**Aim of the task**.
Go over the data and keep only the lines that include "used".

(Items from a data source)
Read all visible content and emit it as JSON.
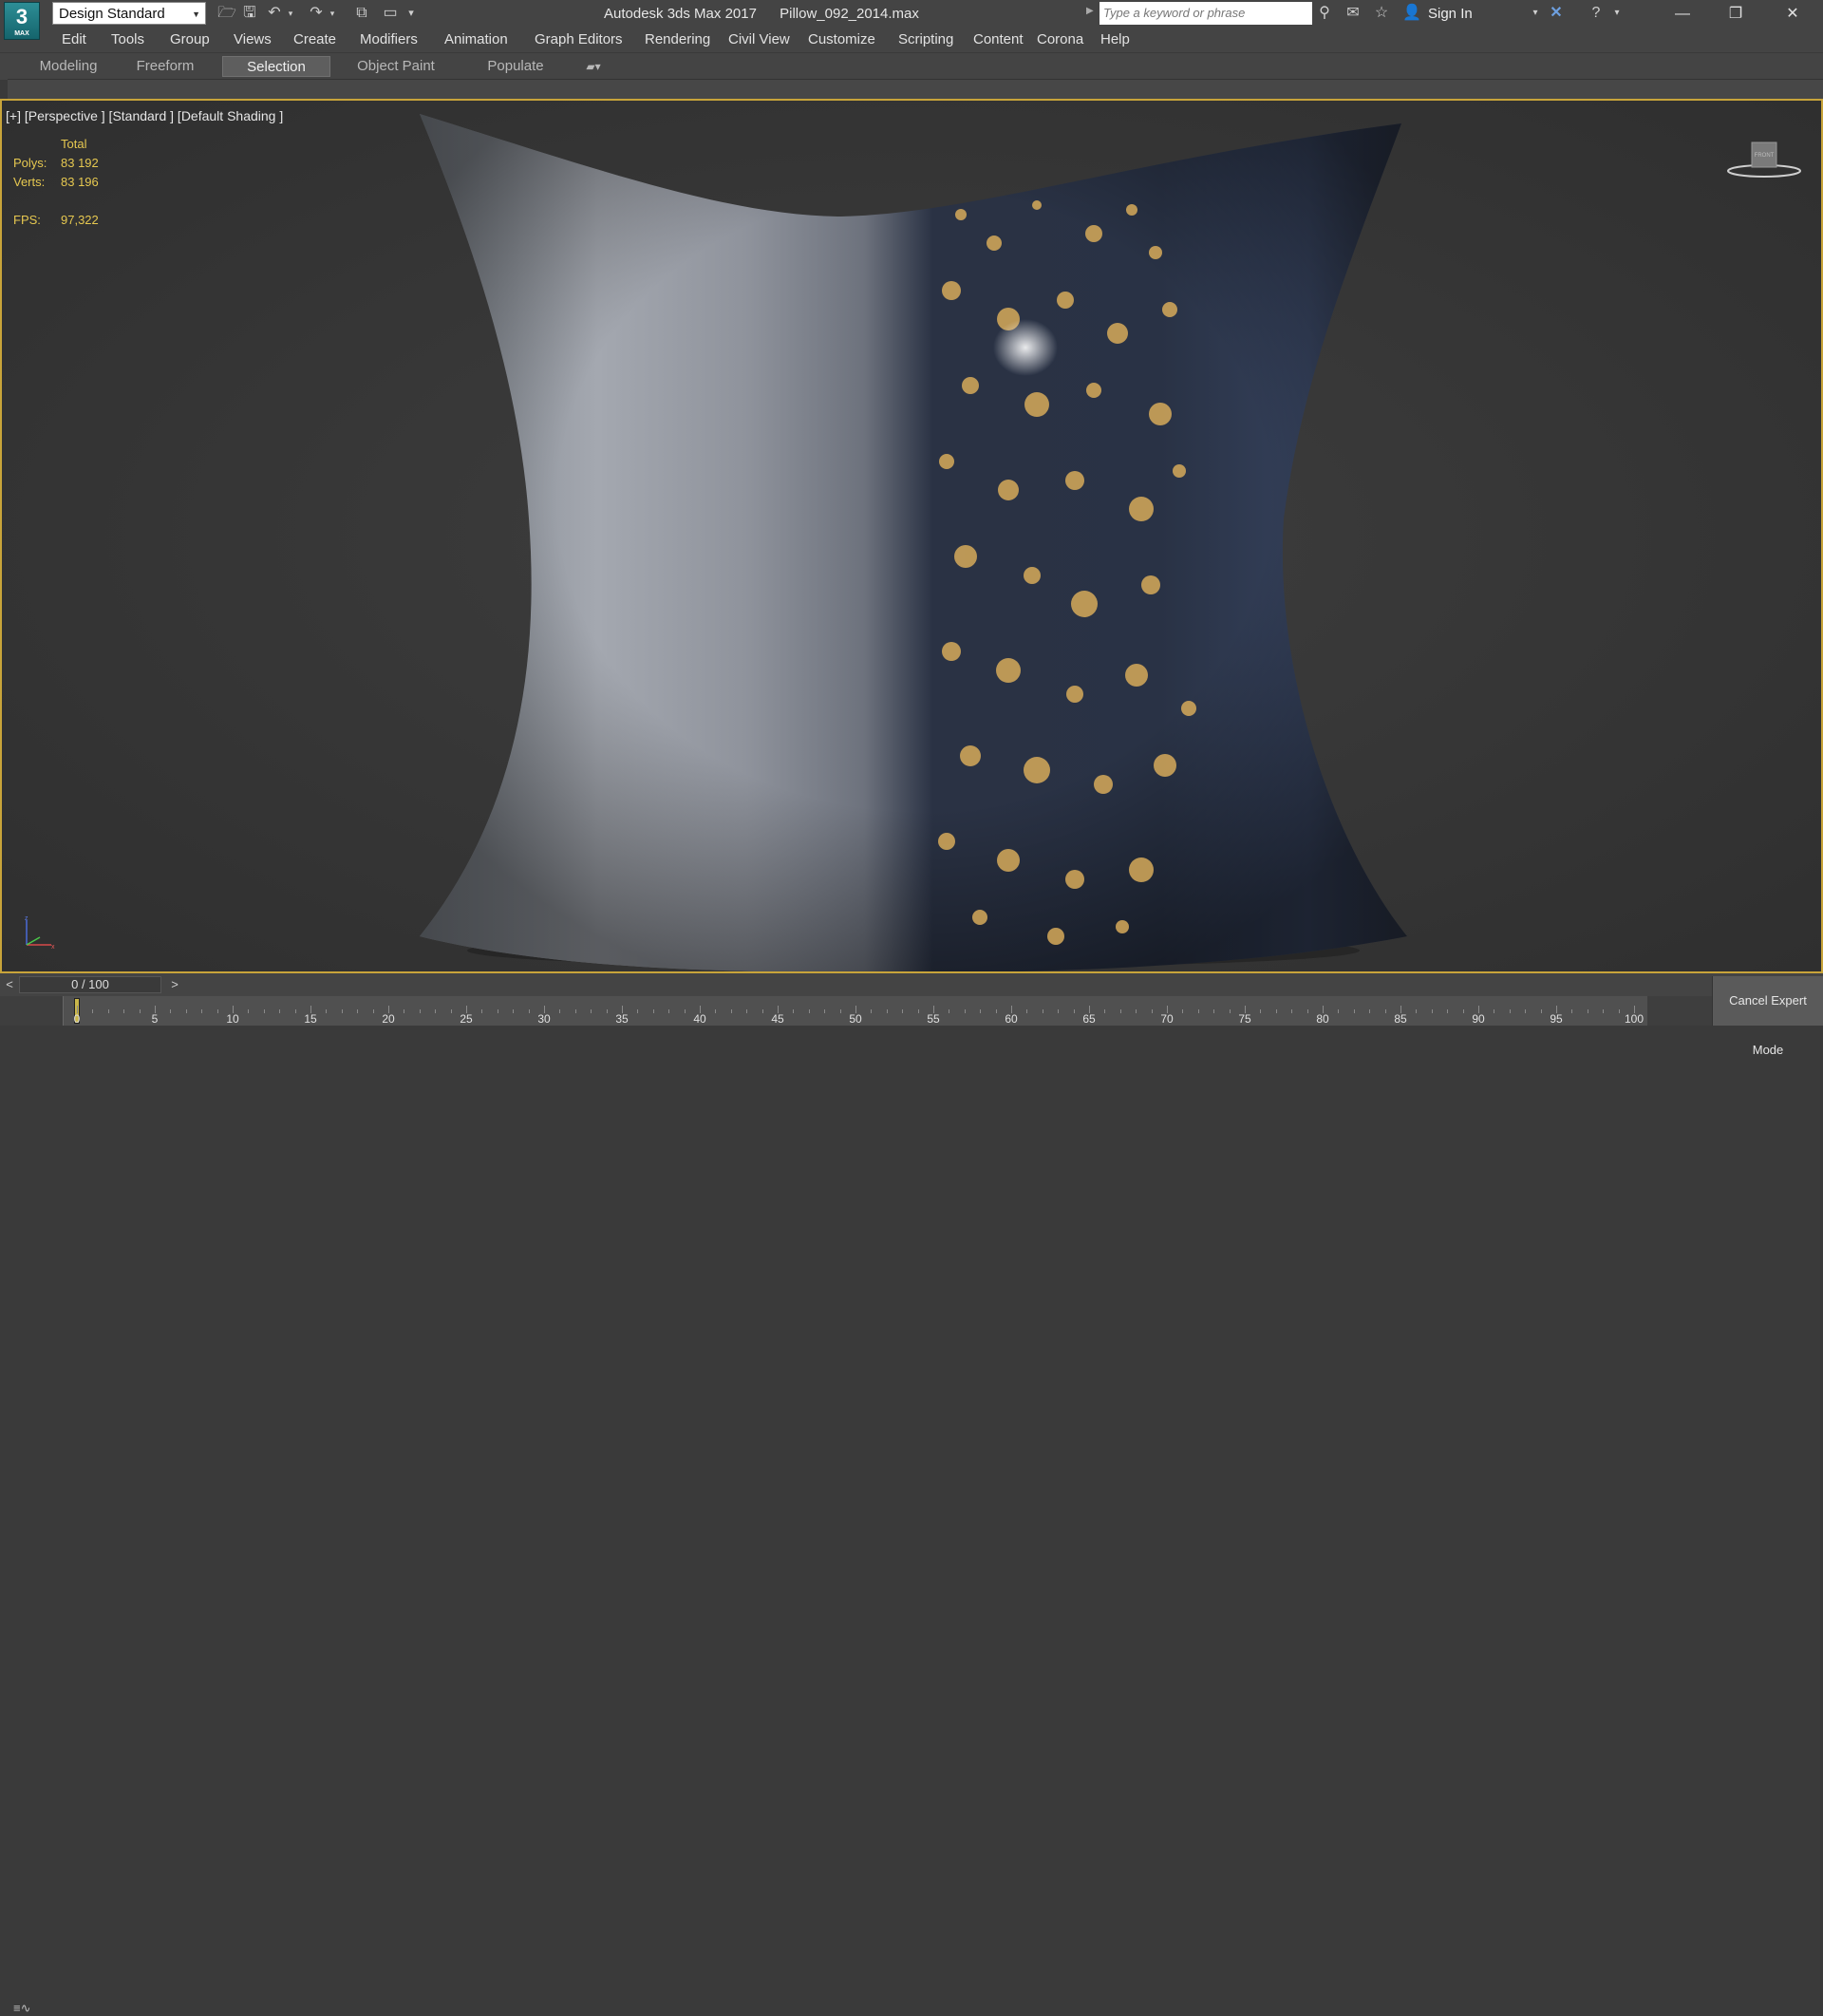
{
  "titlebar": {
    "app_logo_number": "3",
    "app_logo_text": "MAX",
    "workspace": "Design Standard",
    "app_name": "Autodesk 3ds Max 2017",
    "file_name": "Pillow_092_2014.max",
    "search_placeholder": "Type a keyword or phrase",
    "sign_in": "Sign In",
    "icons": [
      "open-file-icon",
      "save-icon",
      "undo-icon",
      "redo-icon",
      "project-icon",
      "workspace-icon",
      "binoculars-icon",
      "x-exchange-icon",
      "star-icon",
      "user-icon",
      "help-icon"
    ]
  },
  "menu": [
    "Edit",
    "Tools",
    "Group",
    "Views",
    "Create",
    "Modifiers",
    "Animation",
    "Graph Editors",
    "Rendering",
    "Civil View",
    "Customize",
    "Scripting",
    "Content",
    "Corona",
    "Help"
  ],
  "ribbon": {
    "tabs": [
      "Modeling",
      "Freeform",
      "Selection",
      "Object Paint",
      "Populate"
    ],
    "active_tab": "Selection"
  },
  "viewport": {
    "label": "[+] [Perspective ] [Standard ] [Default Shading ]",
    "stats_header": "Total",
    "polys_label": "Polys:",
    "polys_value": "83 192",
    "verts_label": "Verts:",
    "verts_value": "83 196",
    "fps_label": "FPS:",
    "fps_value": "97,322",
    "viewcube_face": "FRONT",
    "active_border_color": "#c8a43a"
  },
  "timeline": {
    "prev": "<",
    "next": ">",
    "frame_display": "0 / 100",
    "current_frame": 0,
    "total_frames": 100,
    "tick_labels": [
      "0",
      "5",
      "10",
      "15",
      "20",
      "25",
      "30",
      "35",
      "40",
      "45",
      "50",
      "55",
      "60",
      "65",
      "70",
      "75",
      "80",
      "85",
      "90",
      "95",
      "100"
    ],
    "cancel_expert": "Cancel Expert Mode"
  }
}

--

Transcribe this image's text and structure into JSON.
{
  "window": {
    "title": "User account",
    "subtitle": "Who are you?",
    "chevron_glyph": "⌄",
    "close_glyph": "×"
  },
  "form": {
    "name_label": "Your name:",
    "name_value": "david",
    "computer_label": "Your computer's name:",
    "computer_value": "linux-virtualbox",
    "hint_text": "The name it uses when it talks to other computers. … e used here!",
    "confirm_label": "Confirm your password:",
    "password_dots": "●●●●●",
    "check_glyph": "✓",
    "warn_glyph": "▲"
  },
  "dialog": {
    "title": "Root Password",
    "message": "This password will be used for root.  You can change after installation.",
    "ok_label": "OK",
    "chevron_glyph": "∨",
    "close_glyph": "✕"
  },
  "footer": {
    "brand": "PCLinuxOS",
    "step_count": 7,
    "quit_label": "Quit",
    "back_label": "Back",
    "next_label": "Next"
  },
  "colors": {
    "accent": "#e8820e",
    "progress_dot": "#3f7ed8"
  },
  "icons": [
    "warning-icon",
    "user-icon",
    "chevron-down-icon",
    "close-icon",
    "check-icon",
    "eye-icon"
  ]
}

**Exercise response**.
    "hint_text": "The name it uses when it talks to other computers. … e used here!",
    "message": "This password will be used for root.  You can change after installation.",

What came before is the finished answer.